New research that sheds light on the biological mechanisms behind cranberry's protective properties for recurrent urinary tract infections (UTI) may also point towards a potential role for cranberry derivatives in medical devices.
Consumption of cranberry proanthocyanidins (PACs) in for form of juice or a powdered extract could reduce the risk of recurring or chronic UTIs by blocking the ability of certain bacteria implicated in UTIs to move, colonise and grow, according to new research from Canada.
The study, published in the Canadian Journal of Microbiology, found that cranberry powder inhibited the ability of Proteus mirabilis, a bacterium frequently implicated in complicated UTIs, to swarm on agar plates and swim within the agar.
The team, led by Professor Nathalie Tufenkji of McGill University also found that that increasing concentrations of cranberry powder reduced the bacteria's production of urease - an enzyme that contributes to the virulence of infections.
"While the effects of cranberry in living organisms remain subject to further study, our findings highlight the role that cranberry consumption might play in the prevention of chronic infections," said Tufenkji, who noted that the new results build on previous work by the McGill lab, which suggested that cranberry materials hinder movement of other bacteria involved in UTIs.
Meanwhile, a second study from Tufenkji, in collaboration with McGill's Professor Showan Nazhat, showed that cranberry-enriched silicone substrates impaired the spread of Proteus mirabilis - pointing to the potential for cranberry derivatives to block the spread of bacteria in medical equipment and medical devices such as catheters.

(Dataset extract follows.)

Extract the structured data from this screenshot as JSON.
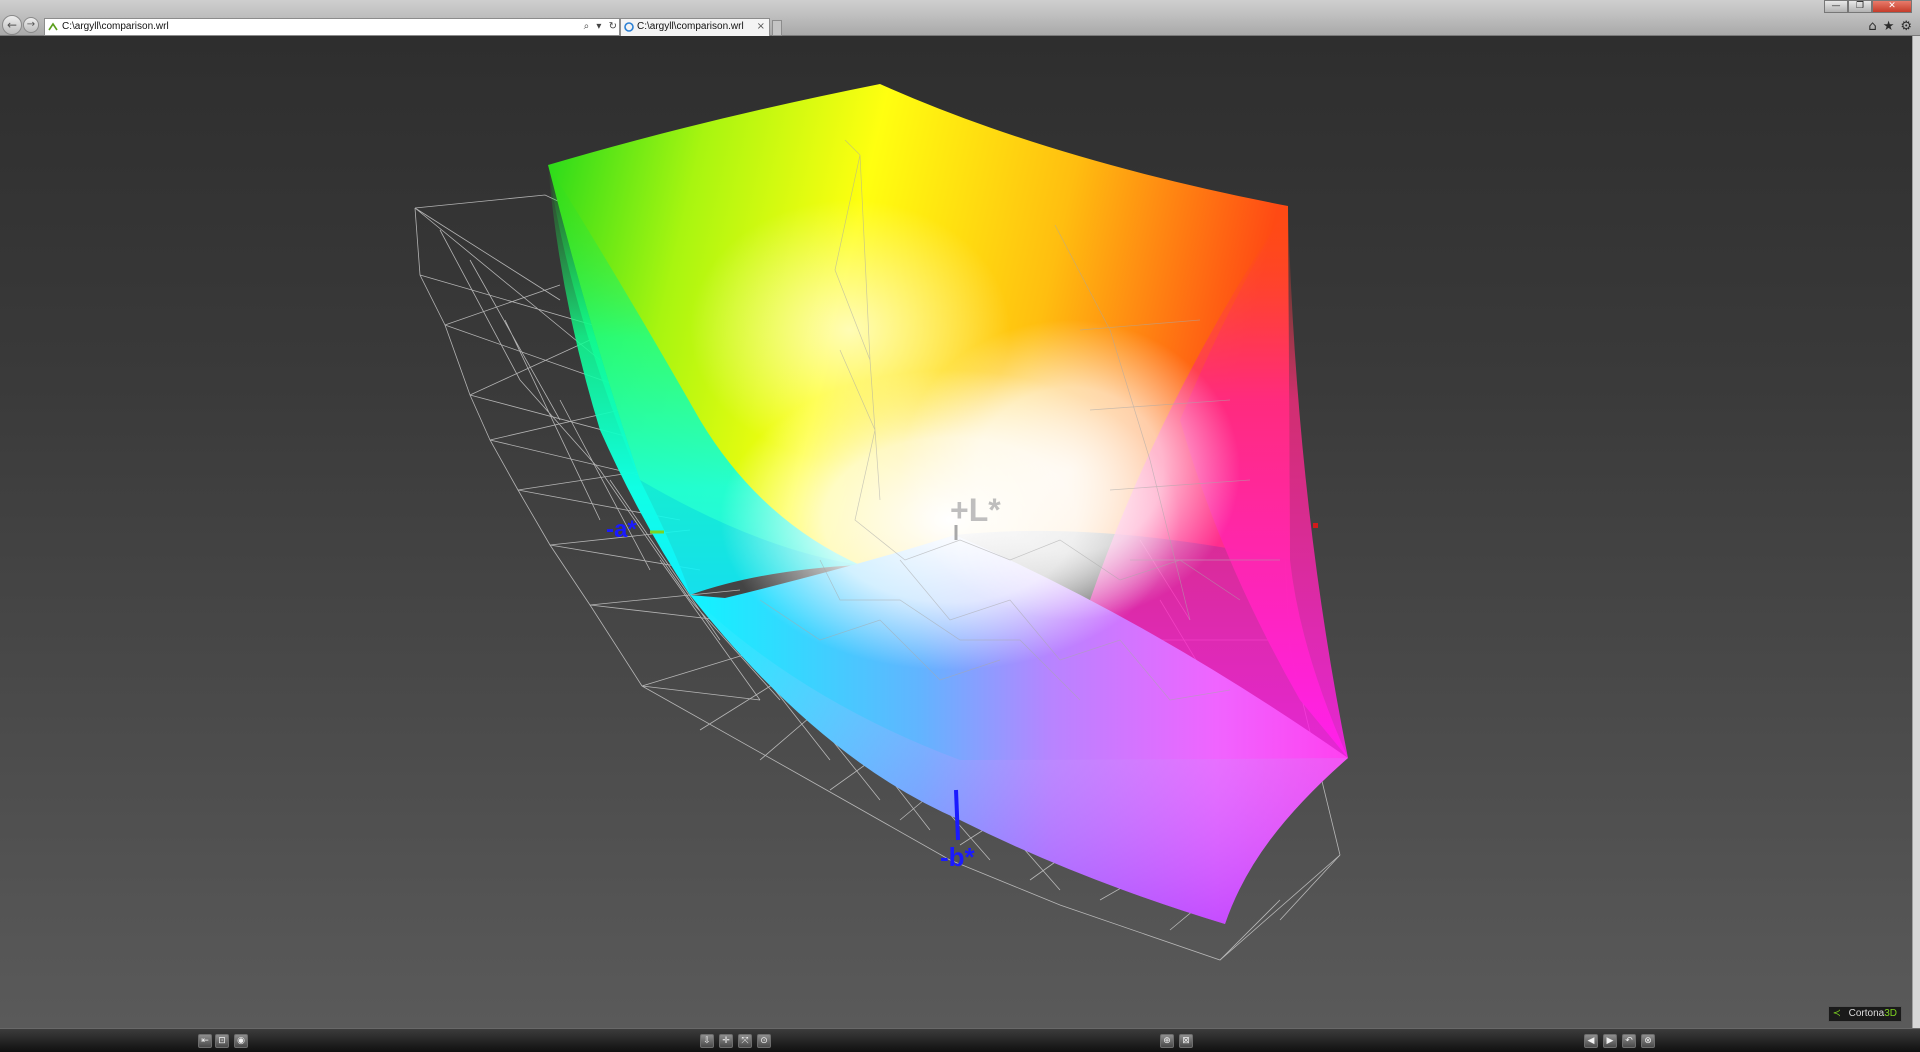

"Based on the demonstrated bioactivity of cranberry, its use in catheters and other medical devices could someday yield considerable benefits to patient health," Tufenkji added.